- _AIM OF THE EXERCISE_
The expected output is the complete data, reproduced exactly.

[Opening EXERCISE MATERIALS section]

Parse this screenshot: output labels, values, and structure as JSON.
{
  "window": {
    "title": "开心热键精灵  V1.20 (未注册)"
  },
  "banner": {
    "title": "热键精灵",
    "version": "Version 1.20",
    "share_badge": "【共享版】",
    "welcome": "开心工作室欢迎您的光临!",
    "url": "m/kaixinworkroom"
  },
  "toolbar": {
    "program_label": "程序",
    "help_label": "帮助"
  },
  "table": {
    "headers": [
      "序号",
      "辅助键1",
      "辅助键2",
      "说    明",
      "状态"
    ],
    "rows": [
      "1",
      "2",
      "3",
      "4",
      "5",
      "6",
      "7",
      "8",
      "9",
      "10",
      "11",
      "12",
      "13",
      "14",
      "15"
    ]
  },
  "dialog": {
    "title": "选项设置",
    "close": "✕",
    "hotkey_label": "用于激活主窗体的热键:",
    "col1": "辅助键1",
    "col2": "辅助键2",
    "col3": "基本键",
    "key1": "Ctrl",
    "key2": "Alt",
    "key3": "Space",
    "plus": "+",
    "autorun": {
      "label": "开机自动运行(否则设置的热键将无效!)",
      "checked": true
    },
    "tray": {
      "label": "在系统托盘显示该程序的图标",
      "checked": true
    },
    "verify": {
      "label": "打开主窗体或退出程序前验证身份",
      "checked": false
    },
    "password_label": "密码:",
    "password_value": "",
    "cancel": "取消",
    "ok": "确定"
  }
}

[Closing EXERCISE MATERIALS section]

- _WRITTEN REPLY_
Parse this screenshot: output labels, values, and structure as JSON.
{
  "window": {
    "title": "开心热键精灵  V1.20 (未注册)"
  },
  "banner": {
    "title": "热键精灵",
    "version": "Version 1.20",
    "share_badge": "【共享版】",
    "welcome": "开心工作室欢迎您的光临!",
    "url": "m/kaixinworkroom"
  },
  "toolbar": {
    "program_label": "程序",
    "help_label": "帮助"
  },
  "table": {
    "headers": [
      "序号",
      "辅助键1",
      "辅助键2",
      "说    明",
      "状态"
    ],
    "rows": [
      "1",
      "2",
      "3",
      "4",
      "5",
      "6",
      "7",
      "8",
      "9",
      "10",
      "11",
      "12",
      "13",
      "14",
      "15"
    ]
  },
  "dialog": {
    "title": "选项设置",
    "close": "✕",
    "hotkey_label": "用于激活主窗体的热键:",
    "col1": "辅助键1",
    "col2": "辅助键2",
    "col3": "基本键",
    "key1": "Ctrl",
    "key2": "Alt",
    "key3": "Space",
    "plus": "+",
    "autorun": {
      "label": "开机自动运行(否则设置的热键将无效!)",
      "checked": true
    },
    "tray": {
      "label": "在系统托盘显示该程序的图标",
      "checked": true
    },
    "verify": {
      "label": "打开主窗体或退出程序前验证身份",
      "checked": false
    },
    "password_label": "密码:",
    "password_value": "",
    "cancel": "取消",
    "ok": "确定"
  }
}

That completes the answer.